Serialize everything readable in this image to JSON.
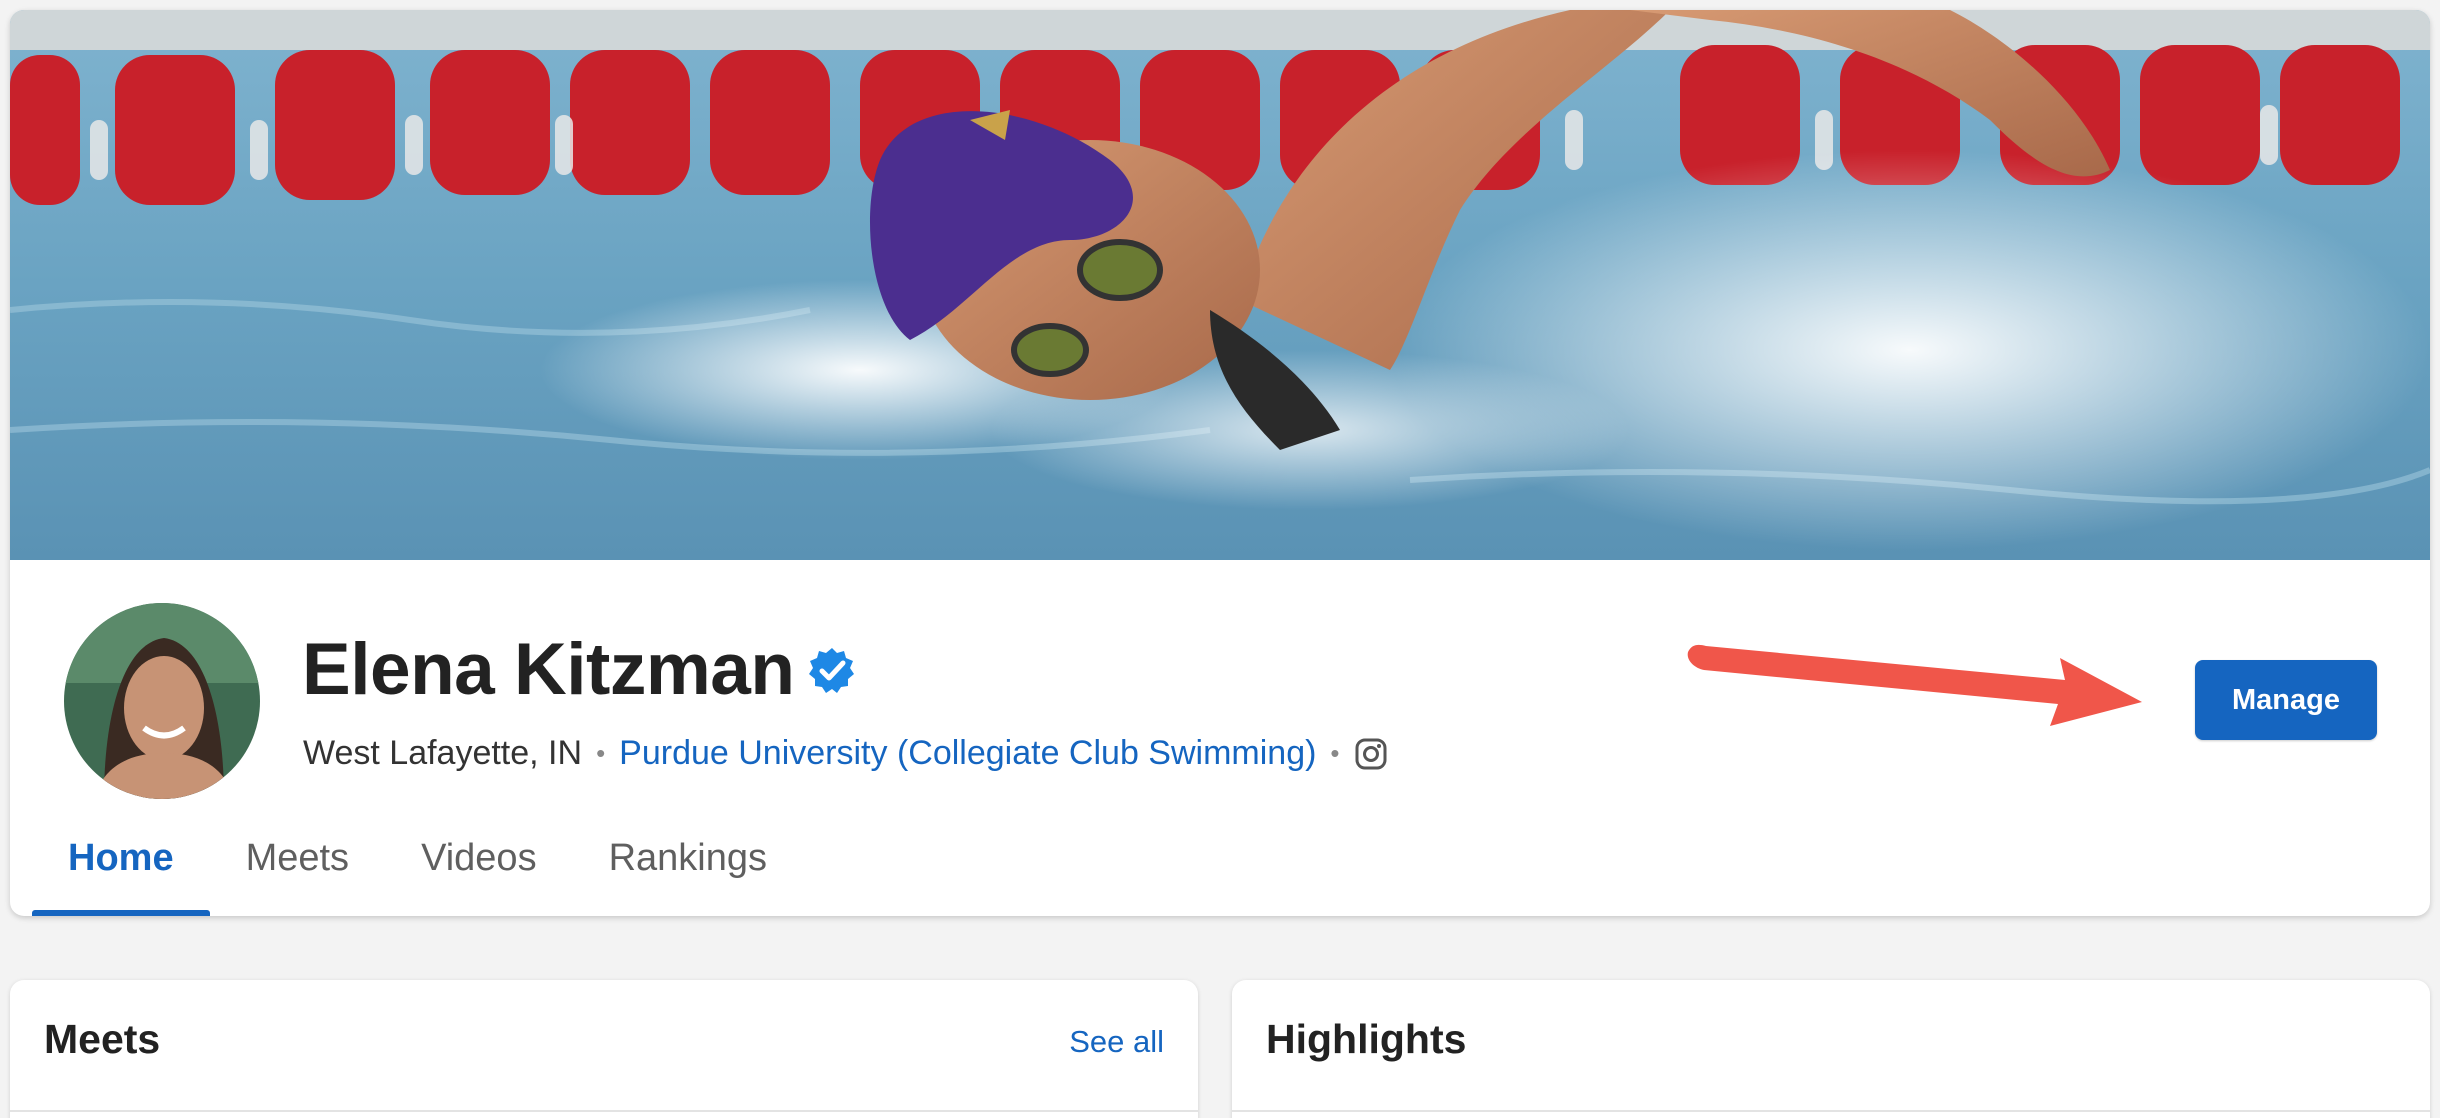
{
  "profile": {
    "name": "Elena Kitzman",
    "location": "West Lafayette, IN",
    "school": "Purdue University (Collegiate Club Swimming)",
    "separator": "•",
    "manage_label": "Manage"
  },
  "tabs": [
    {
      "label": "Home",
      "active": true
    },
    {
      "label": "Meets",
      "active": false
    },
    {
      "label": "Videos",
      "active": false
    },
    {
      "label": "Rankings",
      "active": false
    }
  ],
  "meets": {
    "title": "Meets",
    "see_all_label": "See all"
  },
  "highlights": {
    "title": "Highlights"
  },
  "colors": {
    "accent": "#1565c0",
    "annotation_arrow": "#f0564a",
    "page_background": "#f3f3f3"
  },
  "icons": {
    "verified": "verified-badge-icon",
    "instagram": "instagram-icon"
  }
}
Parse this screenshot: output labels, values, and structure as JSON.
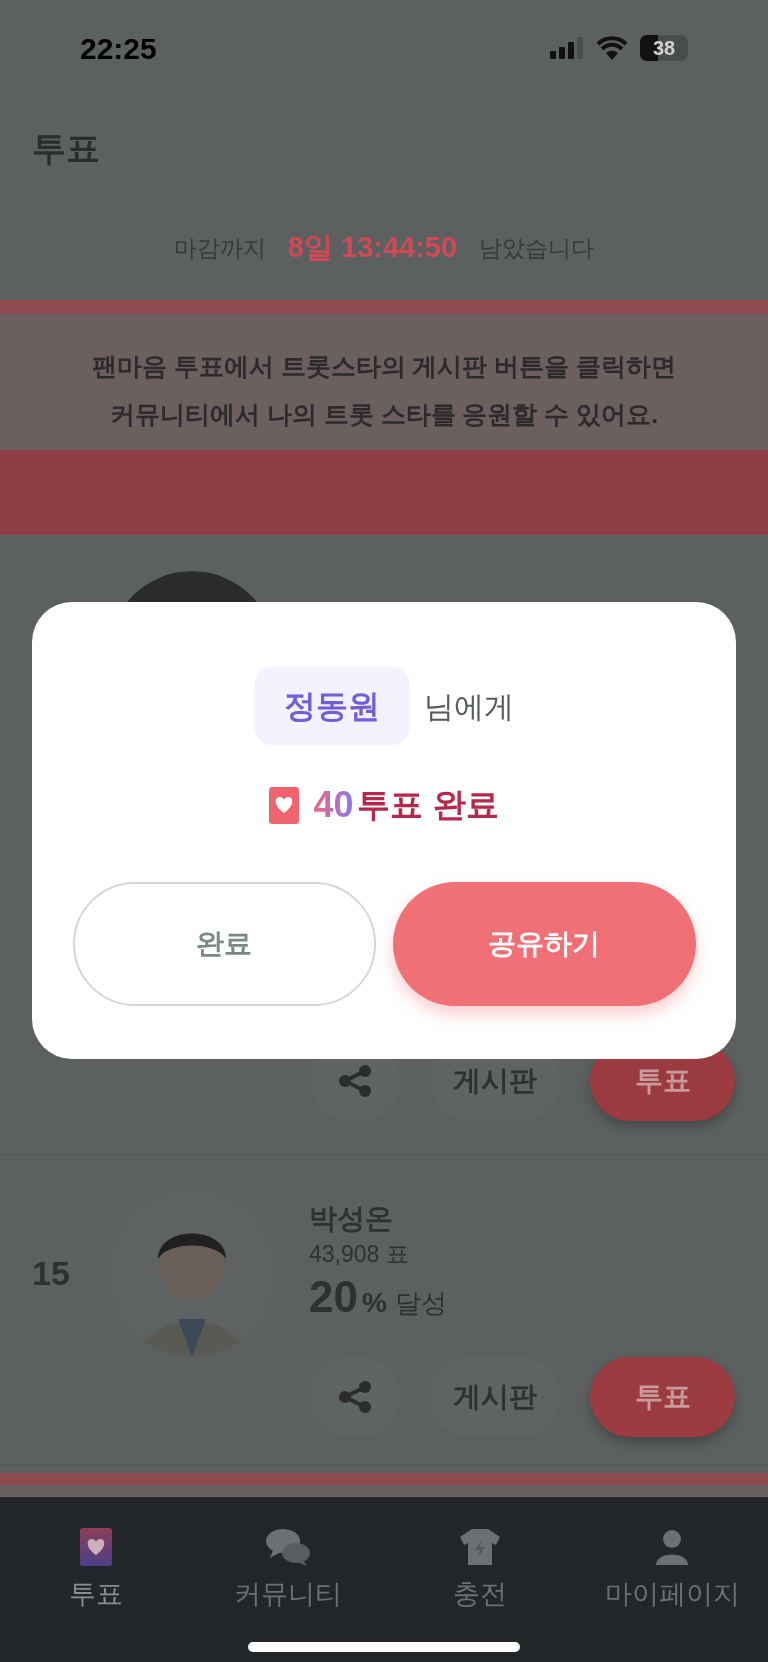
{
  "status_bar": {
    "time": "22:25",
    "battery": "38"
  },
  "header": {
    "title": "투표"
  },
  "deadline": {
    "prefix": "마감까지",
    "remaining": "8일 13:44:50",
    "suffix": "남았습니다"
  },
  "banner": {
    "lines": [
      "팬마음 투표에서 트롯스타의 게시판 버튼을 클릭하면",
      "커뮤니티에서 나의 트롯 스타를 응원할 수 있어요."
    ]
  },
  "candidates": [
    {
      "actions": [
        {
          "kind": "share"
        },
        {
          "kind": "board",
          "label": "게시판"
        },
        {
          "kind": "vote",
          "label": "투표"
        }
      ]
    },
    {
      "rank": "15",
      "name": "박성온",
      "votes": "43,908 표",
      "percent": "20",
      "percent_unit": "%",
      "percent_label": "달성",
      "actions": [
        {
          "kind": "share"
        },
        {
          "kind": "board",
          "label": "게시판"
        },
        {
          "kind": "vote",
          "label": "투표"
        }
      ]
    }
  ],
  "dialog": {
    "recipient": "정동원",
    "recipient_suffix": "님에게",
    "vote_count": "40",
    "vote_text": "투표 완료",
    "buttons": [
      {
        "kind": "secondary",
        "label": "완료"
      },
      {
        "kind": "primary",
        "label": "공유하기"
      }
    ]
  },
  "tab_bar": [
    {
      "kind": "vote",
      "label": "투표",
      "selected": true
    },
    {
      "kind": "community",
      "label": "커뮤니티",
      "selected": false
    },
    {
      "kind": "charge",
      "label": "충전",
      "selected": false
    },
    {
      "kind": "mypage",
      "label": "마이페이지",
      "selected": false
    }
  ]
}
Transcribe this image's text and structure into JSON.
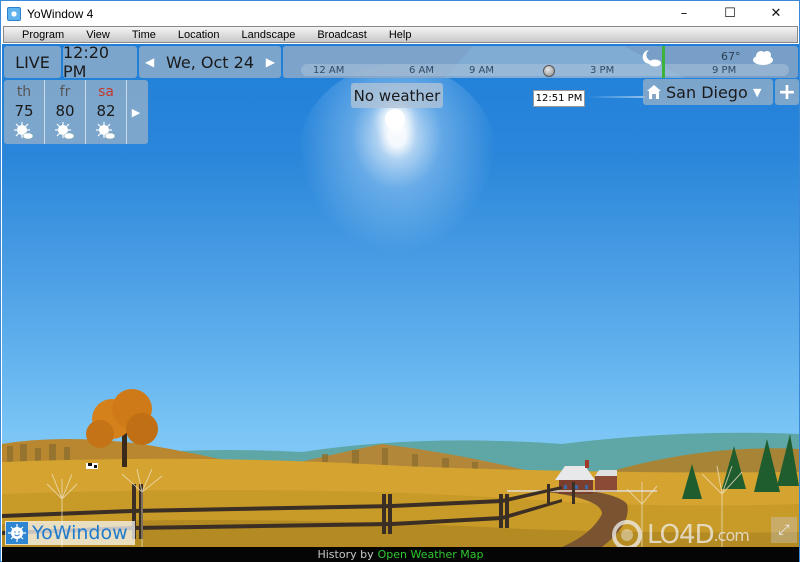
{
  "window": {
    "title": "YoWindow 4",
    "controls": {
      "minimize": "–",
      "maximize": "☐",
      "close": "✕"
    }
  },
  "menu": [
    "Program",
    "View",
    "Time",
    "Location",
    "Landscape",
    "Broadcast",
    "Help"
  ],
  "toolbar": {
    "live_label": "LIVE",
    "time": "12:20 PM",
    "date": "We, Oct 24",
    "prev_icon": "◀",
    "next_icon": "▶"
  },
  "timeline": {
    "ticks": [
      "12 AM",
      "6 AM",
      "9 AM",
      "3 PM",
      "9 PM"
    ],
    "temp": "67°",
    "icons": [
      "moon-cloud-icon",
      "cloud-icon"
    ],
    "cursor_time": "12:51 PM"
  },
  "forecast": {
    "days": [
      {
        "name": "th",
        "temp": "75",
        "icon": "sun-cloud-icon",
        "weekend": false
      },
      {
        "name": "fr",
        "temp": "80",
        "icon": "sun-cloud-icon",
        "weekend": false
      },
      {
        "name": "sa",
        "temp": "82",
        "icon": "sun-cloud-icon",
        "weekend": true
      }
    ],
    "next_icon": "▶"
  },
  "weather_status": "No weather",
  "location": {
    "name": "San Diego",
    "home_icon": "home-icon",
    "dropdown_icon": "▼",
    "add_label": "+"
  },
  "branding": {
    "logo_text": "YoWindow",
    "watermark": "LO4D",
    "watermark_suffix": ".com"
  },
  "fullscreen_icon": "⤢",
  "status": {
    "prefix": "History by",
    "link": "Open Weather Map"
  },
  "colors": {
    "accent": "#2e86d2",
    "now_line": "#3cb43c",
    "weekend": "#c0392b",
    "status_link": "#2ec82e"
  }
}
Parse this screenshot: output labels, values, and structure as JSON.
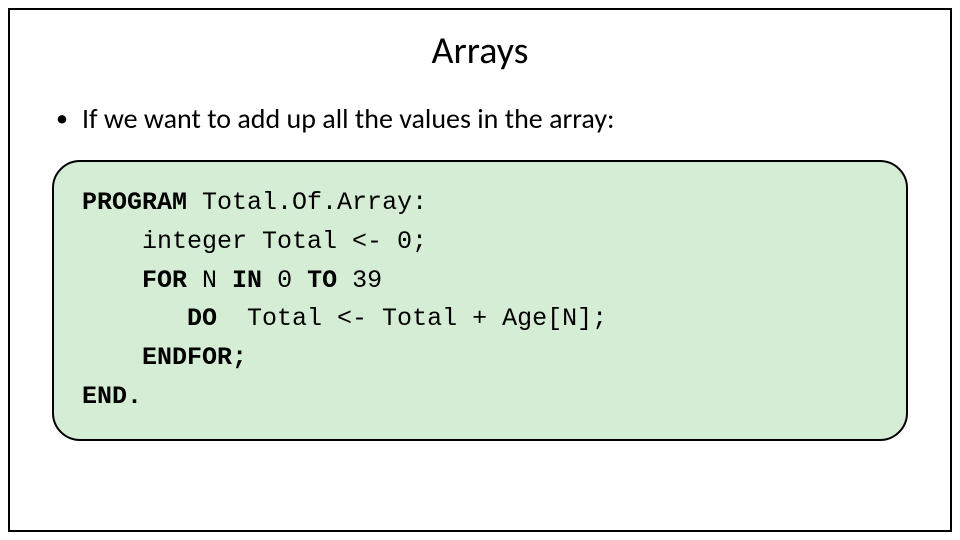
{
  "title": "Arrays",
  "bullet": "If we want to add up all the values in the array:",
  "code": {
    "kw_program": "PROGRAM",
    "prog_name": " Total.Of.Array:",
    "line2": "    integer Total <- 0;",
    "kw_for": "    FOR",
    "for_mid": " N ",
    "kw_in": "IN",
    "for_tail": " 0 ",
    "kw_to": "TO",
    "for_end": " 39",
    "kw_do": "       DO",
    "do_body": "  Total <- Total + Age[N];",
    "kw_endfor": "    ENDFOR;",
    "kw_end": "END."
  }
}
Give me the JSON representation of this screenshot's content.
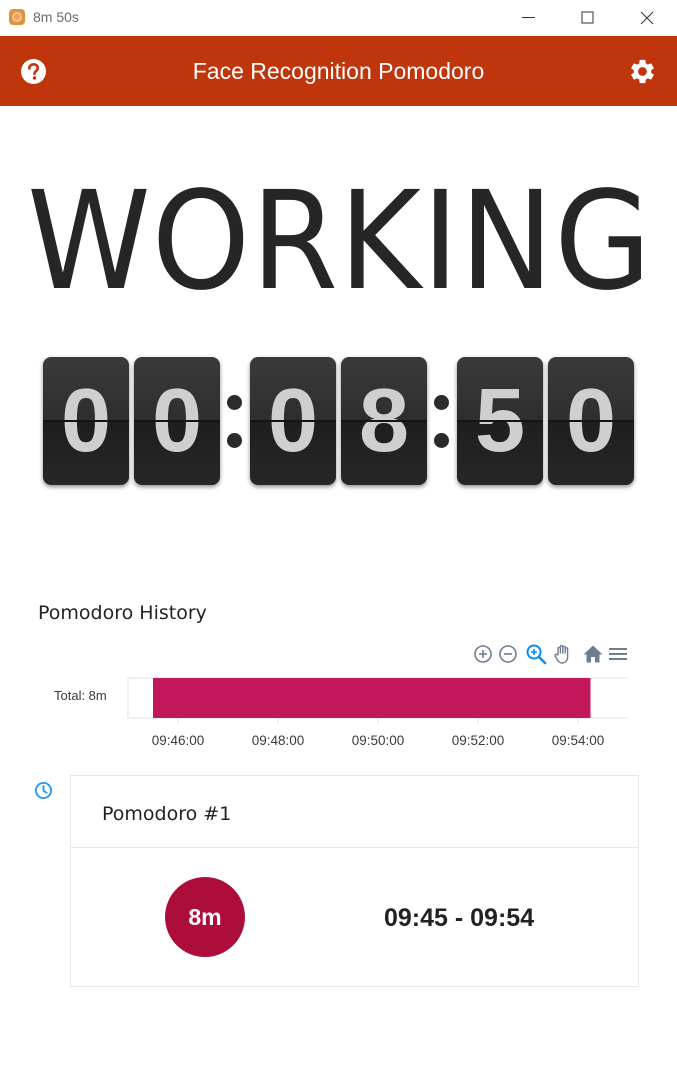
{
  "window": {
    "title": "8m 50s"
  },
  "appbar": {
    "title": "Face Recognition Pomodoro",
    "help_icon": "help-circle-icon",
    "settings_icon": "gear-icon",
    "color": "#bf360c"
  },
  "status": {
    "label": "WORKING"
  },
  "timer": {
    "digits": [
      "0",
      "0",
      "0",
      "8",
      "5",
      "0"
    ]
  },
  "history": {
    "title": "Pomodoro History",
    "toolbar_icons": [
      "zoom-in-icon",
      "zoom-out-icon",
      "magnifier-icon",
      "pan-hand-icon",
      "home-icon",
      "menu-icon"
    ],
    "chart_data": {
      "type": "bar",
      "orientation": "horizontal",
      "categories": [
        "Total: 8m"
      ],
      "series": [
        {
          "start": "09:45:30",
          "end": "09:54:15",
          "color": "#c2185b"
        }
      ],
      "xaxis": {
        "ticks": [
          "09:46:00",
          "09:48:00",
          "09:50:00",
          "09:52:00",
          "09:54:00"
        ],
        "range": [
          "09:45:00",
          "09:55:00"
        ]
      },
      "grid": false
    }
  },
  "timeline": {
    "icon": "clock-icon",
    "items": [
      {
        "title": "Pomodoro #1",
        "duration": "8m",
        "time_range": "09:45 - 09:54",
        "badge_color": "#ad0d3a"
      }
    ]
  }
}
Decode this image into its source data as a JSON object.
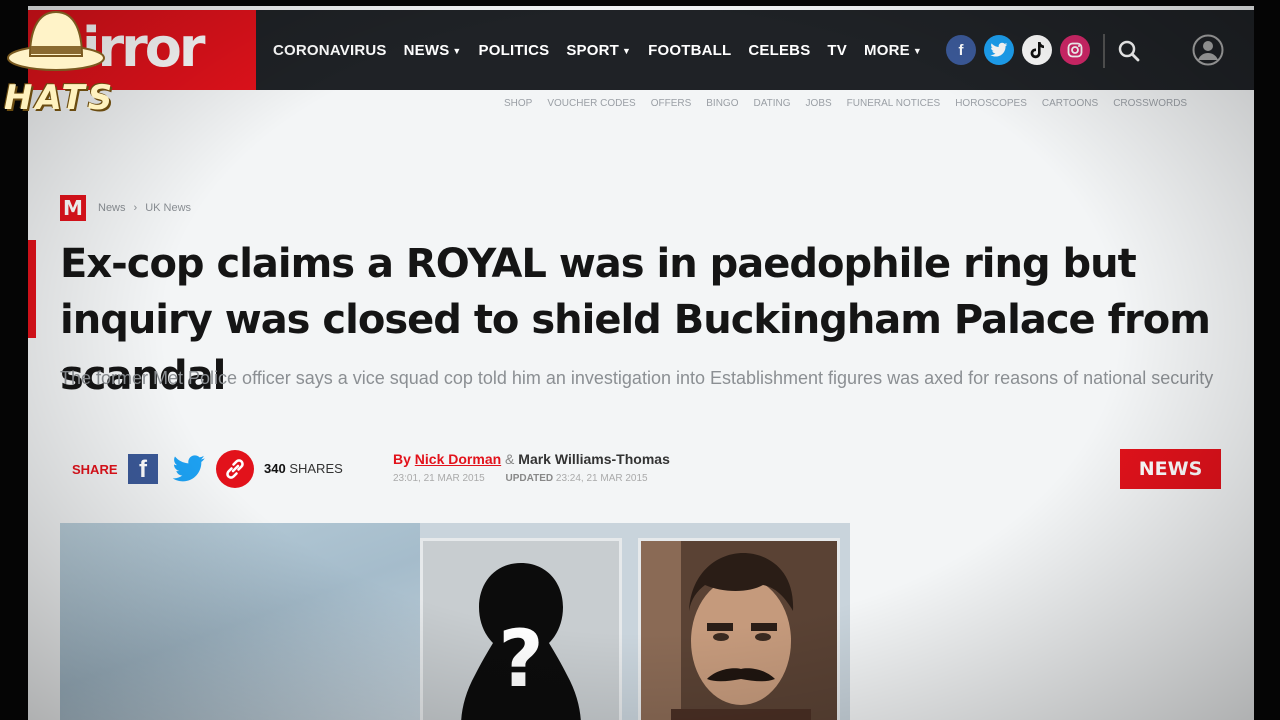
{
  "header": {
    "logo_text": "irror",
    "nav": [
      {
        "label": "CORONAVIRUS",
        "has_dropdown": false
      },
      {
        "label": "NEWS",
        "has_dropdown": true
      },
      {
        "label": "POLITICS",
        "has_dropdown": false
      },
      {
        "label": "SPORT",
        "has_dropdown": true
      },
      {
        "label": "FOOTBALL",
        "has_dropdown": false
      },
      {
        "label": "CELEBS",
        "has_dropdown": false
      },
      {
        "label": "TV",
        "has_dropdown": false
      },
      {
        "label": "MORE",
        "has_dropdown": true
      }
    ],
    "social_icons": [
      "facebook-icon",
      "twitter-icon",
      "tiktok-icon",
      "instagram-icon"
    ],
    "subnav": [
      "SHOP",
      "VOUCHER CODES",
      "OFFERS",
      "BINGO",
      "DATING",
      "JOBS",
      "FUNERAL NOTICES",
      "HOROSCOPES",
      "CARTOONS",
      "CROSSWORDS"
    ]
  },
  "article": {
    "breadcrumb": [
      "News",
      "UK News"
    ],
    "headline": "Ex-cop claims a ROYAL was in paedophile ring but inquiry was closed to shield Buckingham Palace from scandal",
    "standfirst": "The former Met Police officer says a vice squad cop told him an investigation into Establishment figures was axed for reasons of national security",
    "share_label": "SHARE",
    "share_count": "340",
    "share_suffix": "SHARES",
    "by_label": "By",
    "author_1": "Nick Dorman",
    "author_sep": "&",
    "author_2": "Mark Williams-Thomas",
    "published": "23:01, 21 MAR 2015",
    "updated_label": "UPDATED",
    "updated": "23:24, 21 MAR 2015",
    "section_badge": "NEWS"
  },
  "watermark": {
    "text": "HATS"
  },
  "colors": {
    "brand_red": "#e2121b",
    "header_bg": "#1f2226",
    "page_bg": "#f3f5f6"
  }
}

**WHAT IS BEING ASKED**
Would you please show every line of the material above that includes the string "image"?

**ANSWER BELOW**
Serialize everything readable in this image to JSON.
Transcribe this image's text and structure into JSON.
Decode this image into its source data as a JSON object.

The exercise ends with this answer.